(Interface dataset entries)
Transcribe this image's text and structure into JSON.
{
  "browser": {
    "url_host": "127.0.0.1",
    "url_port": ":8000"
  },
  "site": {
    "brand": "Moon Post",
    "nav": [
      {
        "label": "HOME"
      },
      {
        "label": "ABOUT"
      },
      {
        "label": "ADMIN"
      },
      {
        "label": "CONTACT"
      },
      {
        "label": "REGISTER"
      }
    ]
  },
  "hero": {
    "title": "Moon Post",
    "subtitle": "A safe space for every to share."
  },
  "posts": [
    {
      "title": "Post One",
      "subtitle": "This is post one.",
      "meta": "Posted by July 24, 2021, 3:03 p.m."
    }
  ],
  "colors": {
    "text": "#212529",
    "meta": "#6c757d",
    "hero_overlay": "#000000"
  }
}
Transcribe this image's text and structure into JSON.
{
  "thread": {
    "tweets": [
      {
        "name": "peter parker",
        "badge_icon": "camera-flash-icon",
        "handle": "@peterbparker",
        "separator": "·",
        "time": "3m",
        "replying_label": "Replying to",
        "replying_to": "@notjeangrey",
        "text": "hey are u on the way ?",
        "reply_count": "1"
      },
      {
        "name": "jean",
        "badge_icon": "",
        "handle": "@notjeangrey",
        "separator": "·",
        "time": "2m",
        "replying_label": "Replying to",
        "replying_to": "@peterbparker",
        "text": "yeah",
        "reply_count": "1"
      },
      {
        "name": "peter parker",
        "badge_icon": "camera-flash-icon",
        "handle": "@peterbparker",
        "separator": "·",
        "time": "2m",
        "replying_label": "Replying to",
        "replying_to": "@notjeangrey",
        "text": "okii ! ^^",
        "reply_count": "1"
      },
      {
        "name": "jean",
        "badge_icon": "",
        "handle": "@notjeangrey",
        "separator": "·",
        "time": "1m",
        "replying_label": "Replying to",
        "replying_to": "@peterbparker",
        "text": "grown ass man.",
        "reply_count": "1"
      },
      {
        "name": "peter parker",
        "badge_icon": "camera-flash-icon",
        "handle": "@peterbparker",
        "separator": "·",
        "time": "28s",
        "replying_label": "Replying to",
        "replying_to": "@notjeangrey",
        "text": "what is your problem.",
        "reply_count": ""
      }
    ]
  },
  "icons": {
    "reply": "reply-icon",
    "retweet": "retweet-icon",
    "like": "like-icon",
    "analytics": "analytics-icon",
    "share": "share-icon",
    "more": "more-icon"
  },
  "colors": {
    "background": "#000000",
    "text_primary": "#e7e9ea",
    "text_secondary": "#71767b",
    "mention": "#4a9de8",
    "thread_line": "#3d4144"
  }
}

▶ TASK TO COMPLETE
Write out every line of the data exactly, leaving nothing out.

▶ SOLVED PROBLEM
Transcribe this image's text and structure into JSON.
{
  "browser": {
    "url_host": "127.0.0.1",
    "url_port": ":8000"
  },
  "site": {
    "brand": "Moon Post",
    "nav": [
      {
        "label": "HOME"
      },
      {
        "label": "ABOUT"
      },
      {
        "label": "ADMIN"
      },
      {
        "label": "CONTACT"
      },
      {
        "label": "REGISTER"
      }
    ]
  },
  "hero": {
    "title": "Moon Post",
    "subtitle": "A safe space for every to share."
  },
  "posts": [
    {
      "title": "Post One",
      "subtitle": "This is post one.",
      "meta": "Posted by July 24, 2021, 3:03 p.m."
    }
  ],
  "colors": {
    "text": "#212529",
    "meta": "#6c757d",
    "hero_overlay": "#000000"
  }
}
Transcribe this image's text and structure into JSON.
{
  "thread": {
    "tweets": [
      {
        "name": "peter parker",
        "badge_icon": "camera-flash-icon",
        "handle": "@peterbparker",
        "separator": "·",
        "time": "3m",
        "replying_label": "Replying to",
        "replying_to": "@notjeangrey",
        "text": "hey are u on the way ?",
        "reply_count": "1"
      },
      {
        "name": "jean",
        "badge_icon": "",
        "handle": "@notjeangrey",
        "separator": "·",
        "time": "2m",
        "replying_label": "Replying to",
        "replying_to": "@peterbparker",
        "text": "yeah",
        "reply_count": "1"
      },
      {
        "name": "peter parker",
        "badge_icon": "camera-flash-icon",
        "handle": "@peterbparker",
        "separator": "·",
        "time": "2m",
        "replying_label": "Replying to",
        "replying_to": "@notjeangrey",
        "text": "okii ! ^^",
        "reply_count": "1"
      },
      {
        "name": "jean",
        "badge_icon": "",
        "handle": "@notjeangrey",
        "separator": "·",
        "time": "1m",
        "replying_label": "Replying to",
        "replying_to": "@peterbparker",
        "text": "grown ass man.",
        "reply_count": "1"
      },
      {
        "name": "peter parker",
        "badge_icon": "camera-flash-icon",
        "handle": "@peterbparker",
        "separator": "·",
        "time": "28s",
        "replying_label": "Replying to",
        "replying_to": "@notjeangrey",
        "text": "what is your problem.",
        "reply_count": ""
      }
    ]
  },
  "icons": {
    "reply": "reply-icon",
    "retweet": "retweet-icon",
    "like": "like-icon",
    "analytics": "analytics-icon",
    "share": "share-icon",
    "more": "more-icon"
  },
  "colors": {
    "background": "#000000",
    "text_primary": "#e7e9ea",
    "text_secondary": "#71767b",
    "mention": "#4a9de8",
    "thread_line": "#3d4144"
  }
}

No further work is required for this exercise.